▸ **Data for processing**
+ + + + +
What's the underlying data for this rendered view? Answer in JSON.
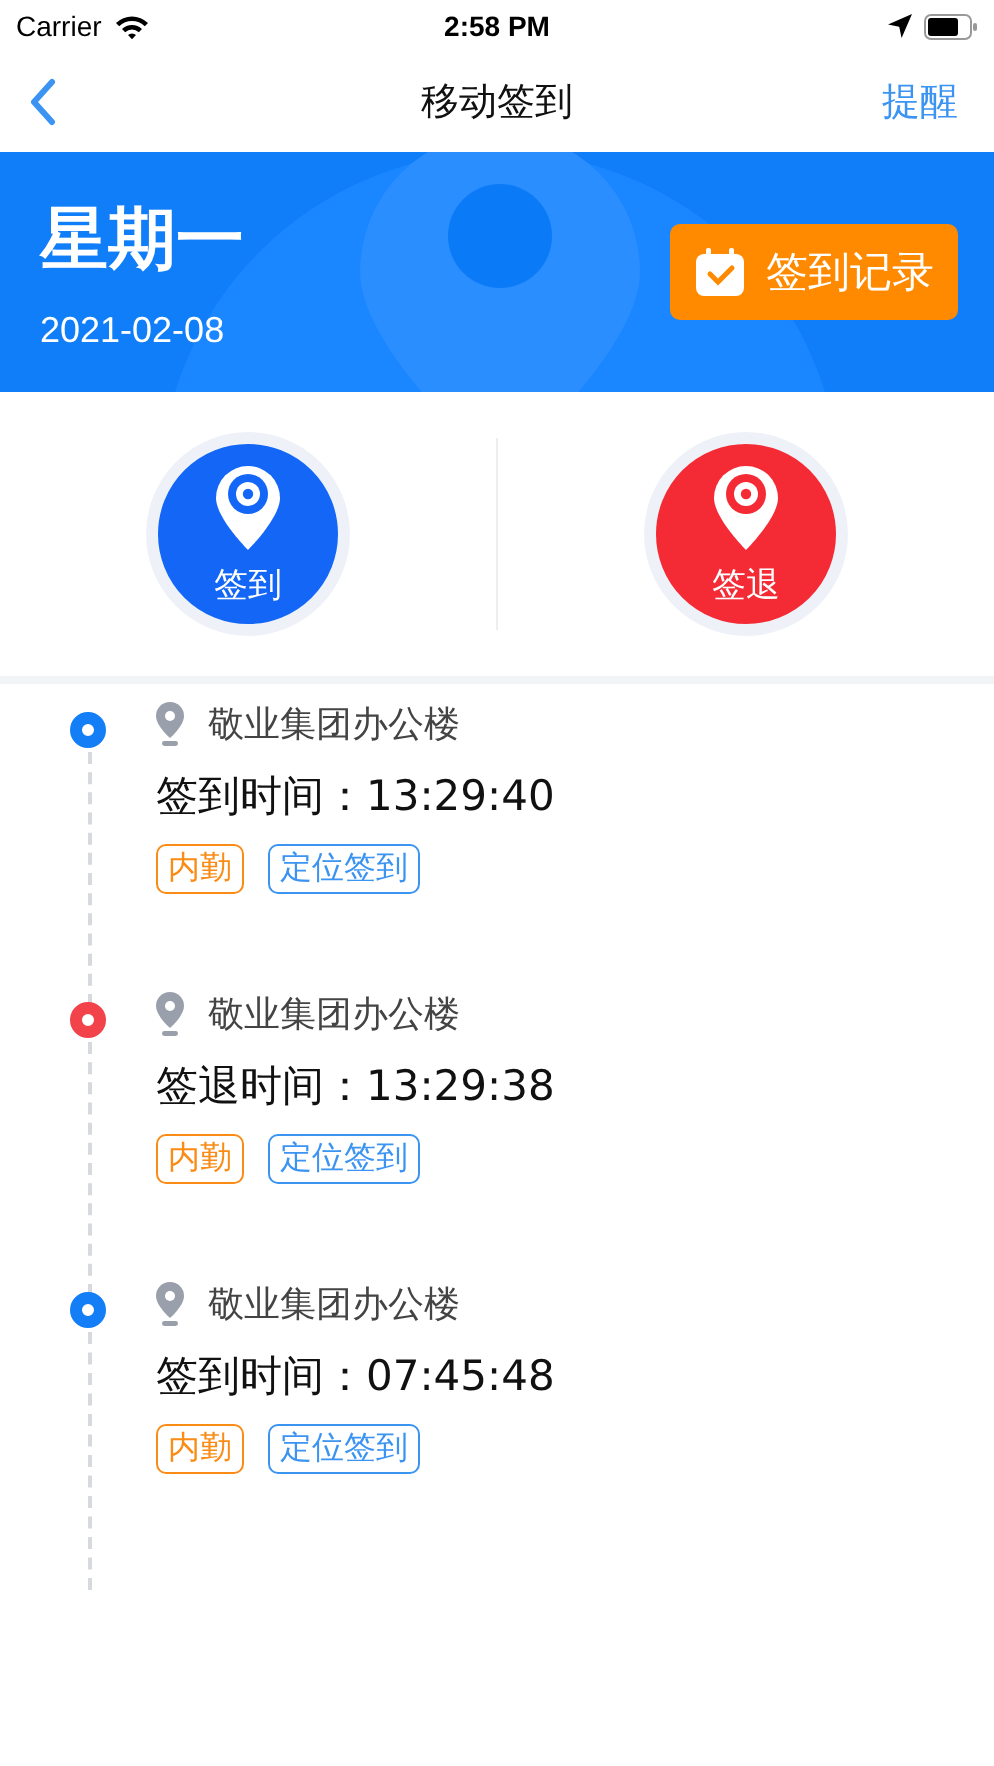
{
  "status_bar": {
    "carrier": "Carrier",
    "time": "2:58 PM"
  },
  "nav": {
    "title": "移动签到",
    "action": "提醒"
  },
  "banner": {
    "weekday": "星期一",
    "date": "2021-02-08",
    "button": "签到记录"
  },
  "actions": [
    {
      "label": "签到",
      "color": "#1366f6"
    },
    {
      "label": "签退",
      "color": "#f42a35"
    }
  ],
  "records": [
    {
      "place": "敬业集团办公楼",
      "time": "签到时间：13:29:40",
      "color": "#137ef5",
      "tags": [
        {
          "label": "内勤",
          "color": "#fa8c16"
        },
        {
          "label": "定位签到",
          "color": "#3c94f2"
        }
      ]
    },
    {
      "place": "敬业集团办公楼",
      "time": "签退时间：13:29:38",
      "color": "#f2434b",
      "tags": [
        {
          "label": "内勤",
          "color": "#fa8c16"
        },
        {
          "label": "定位签到",
          "color": "#3c94f2"
        }
      ]
    },
    {
      "place": "敬业集团办公楼",
      "time": "签到时间：07:45:48",
      "color": "#137ef5",
      "tags": [
        {
          "label": "内勤",
          "color": "#fa8c16"
        },
        {
          "label": "定位签到",
          "color": "#3c94f2"
        }
      ]
    }
  ]
}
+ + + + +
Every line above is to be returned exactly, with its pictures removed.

▸ **Task solution**
What's the underlying data for this rendered view? Answer in JSON.
{
  "status_bar": {
    "carrier": "Carrier",
    "time": "2:58 PM"
  },
  "nav": {
    "title": "移动签到",
    "action": "提醒"
  },
  "banner": {
    "weekday": "星期一",
    "date": "2021-02-08",
    "button": "签到记录"
  },
  "actions": [
    {
      "label": "签到",
      "color": "#1366f6"
    },
    {
      "label": "签退",
      "color": "#f42a35"
    }
  ],
  "records": [
    {
      "place": "敬业集团办公楼",
      "time": "签到时间：13:29:40",
      "color": "#137ef5",
      "tags": [
        {
          "label": "内勤",
          "color": "#fa8c16"
        },
        {
          "label": "定位签到",
          "color": "#3c94f2"
        }
      ]
    },
    {
      "place": "敬业集团办公楼",
      "time": "签退时间：13:29:38",
      "color": "#f2434b",
      "tags": [
        {
          "label": "内勤",
          "color": "#fa8c16"
        },
        {
          "label": "定位签到",
          "color": "#3c94f2"
        }
      ]
    },
    {
      "place": "敬业集团办公楼",
      "time": "签到时间：07:45:48",
      "color": "#137ef5",
      "tags": [
        {
          "label": "内勤",
          "color": "#fa8c16"
        },
        {
          "label": "定位签到",
          "color": "#3c94f2"
        }
      ]
    }
  ]
}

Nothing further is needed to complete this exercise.